- [Given records]
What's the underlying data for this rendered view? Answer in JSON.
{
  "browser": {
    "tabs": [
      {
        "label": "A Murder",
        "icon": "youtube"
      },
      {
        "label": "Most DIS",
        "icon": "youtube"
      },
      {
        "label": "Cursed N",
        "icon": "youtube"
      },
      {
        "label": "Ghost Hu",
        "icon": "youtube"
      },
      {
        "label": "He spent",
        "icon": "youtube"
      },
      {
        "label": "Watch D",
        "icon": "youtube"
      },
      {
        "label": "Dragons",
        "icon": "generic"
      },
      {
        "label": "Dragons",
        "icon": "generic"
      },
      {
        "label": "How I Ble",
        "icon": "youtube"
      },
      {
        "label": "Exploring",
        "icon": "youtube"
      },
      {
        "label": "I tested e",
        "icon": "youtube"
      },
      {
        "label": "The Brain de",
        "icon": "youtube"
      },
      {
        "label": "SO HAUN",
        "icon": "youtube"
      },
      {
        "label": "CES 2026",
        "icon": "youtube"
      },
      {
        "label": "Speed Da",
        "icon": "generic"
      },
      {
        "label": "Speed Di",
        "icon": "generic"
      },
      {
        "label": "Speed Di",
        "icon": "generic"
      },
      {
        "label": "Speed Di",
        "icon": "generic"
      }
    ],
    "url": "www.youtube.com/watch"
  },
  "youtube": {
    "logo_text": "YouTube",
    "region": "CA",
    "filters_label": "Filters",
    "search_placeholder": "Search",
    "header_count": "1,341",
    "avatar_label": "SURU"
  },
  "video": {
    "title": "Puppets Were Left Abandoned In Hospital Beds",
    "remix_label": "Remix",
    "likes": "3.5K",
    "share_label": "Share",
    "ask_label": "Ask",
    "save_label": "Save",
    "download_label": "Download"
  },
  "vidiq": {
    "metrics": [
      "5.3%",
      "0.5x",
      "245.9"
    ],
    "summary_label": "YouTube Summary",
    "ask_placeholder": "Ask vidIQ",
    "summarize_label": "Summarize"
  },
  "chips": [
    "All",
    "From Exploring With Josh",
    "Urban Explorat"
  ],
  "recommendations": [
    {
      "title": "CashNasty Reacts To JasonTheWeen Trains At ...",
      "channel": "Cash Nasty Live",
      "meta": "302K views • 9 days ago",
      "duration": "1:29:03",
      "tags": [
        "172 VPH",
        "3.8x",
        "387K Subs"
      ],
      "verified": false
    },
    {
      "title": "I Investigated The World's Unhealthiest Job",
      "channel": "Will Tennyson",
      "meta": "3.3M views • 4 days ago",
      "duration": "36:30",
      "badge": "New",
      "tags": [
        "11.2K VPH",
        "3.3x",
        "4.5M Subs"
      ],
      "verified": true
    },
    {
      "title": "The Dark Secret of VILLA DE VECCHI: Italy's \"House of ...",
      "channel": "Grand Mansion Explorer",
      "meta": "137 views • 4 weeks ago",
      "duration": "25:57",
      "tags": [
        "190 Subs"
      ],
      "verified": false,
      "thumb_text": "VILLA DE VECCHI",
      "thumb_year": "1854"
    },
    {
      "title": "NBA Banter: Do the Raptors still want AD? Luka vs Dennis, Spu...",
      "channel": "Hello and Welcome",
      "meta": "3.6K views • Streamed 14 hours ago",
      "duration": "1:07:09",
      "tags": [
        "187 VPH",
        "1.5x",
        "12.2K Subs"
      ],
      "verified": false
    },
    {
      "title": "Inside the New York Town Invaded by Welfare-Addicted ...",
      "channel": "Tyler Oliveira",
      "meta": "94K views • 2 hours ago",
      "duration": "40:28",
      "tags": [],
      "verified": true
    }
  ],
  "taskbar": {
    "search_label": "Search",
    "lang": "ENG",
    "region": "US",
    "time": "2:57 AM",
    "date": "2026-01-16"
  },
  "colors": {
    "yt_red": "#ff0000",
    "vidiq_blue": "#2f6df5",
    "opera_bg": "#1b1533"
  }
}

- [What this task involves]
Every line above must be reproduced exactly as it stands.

- [Written solution]
What's the underlying data for this rendered view? Answer in JSON.
{
  "browser": {
    "tabs": [
      {
        "label": "A Murder",
        "icon": "youtube"
      },
      {
        "label": "Most DIS",
        "icon": "youtube"
      },
      {
        "label": "Cursed N",
        "icon": "youtube"
      },
      {
        "label": "Ghost Hu",
        "icon": "youtube"
      },
      {
        "label": "He spent",
        "icon": "youtube"
      },
      {
        "label": "Watch D",
        "icon": "youtube"
      },
      {
        "label": "Dragons",
        "icon": "generic"
      },
      {
        "label": "Dragons",
        "icon": "generic"
      },
      {
        "label": "How I Ble",
        "icon": "youtube"
      },
      {
        "label": "Exploring",
        "icon": "youtube"
      },
      {
        "label": "I tested e",
        "icon": "youtube"
      },
      {
        "label": "The Brain de",
        "icon": "youtube"
      },
      {
        "label": "SO HAUN",
        "icon": "youtube"
      },
      {
        "label": "CES 2026",
        "icon": "youtube"
      },
      {
        "label": "Speed Da",
        "icon": "generic"
      },
      {
        "label": "Speed Di",
        "icon": "generic"
      },
      {
        "label": "Speed Di",
        "icon": "generic"
      },
      {
        "label": "Speed Di",
        "icon": "generic"
      }
    ],
    "url": "www.youtube.com/watch"
  },
  "youtube": {
    "logo_text": "YouTube",
    "region": "CA",
    "filters_label": "Filters",
    "search_placeholder": "Search",
    "header_count": "1,341",
    "avatar_label": "SURU"
  },
  "video": {
    "title": "Puppets Were Left Abandoned In Hospital Beds",
    "remix_label": "Remix",
    "likes": "3.5K",
    "share_label": "Share",
    "ask_label": "Ask",
    "save_label": "Save",
    "download_label": "Download"
  },
  "vidiq": {
    "metrics": [
      "5.3%",
      "0.5x",
      "245.9"
    ],
    "summary_label": "YouTube Summary",
    "ask_placeholder": "Ask vidIQ",
    "summarize_label": "Summarize"
  },
  "chips": [
    "All",
    "From Exploring With Josh",
    "Urban Explorat"
  ],
  "recommendations": [
    {
      "title": "CashNasty Reacts To JasonTheWeen Trains At ...",
      "channel": "Cash Nasty Live",
      "meta": "302K views • 9 days ago",
      "duration": "1:29:03",
      "tags": [
        "172 VPH",
        "3.8x",
        "387K Subs"
      ],
      "verified": false
    },
    {
      "title": "I Investigated The World's Unhealthiest Job",
      "channel": "Will Tennyson",
      "meta": "3.3M views • 4 days ago",
      "duration": "36:30",
      "badge": "New",
      "tags": [
        "11.2K VPH",
        "3.3x",
        "4.5M Subs"
      ],
      "verified": true
    },
    {
      "title": "The Dark Secret of VILLA DE VECCHI: Italy's \"House of ...",
      "channel": "Grand Mansion Explorer",
      "meta": "137 views • 4 weeks ago",
      "duration": "25:57",
      "tags": [
        "190 Subs"
      ],
      "verified": false,
      "thumb_text": "VILLA DE VECCHI",
      "thumb_year": "1854"
    },
    {
      "title": "NBA Banter: Do the Raptors still want AD? Luka vs Dennis, Spu...",
      "channel": "Hello and Welcome",
      "meta": "3.6K views • Streamed 14 hours ago",
      "duration": "1:07:09",
      "tags": [
        "187 VPH",
        "1.5x",
        "12.2K Subs"
      ],
      "verified": false
    },
    {
      "title": "Inside the New York Town Invaded by Welfare-Addicted ...",
      "channel": "Tyler Oliveira",
      "meta": "94K views • 2 hours ago",
      "duration": "40:28",
      "tags": [],
      "verified": true
    }
  ],
  "taskbar": {
    "search_label": "Search",
    "lang": "ENG",
    "region": "US",
    "time": "2:57 AM",
    "date": "2026-01-16"
  },
  "colors": {
    "yt_red": "#ff0000",
    "vidiq_blue": "#2f6df5",
    "opera_bg": "#1b1533"
  }
}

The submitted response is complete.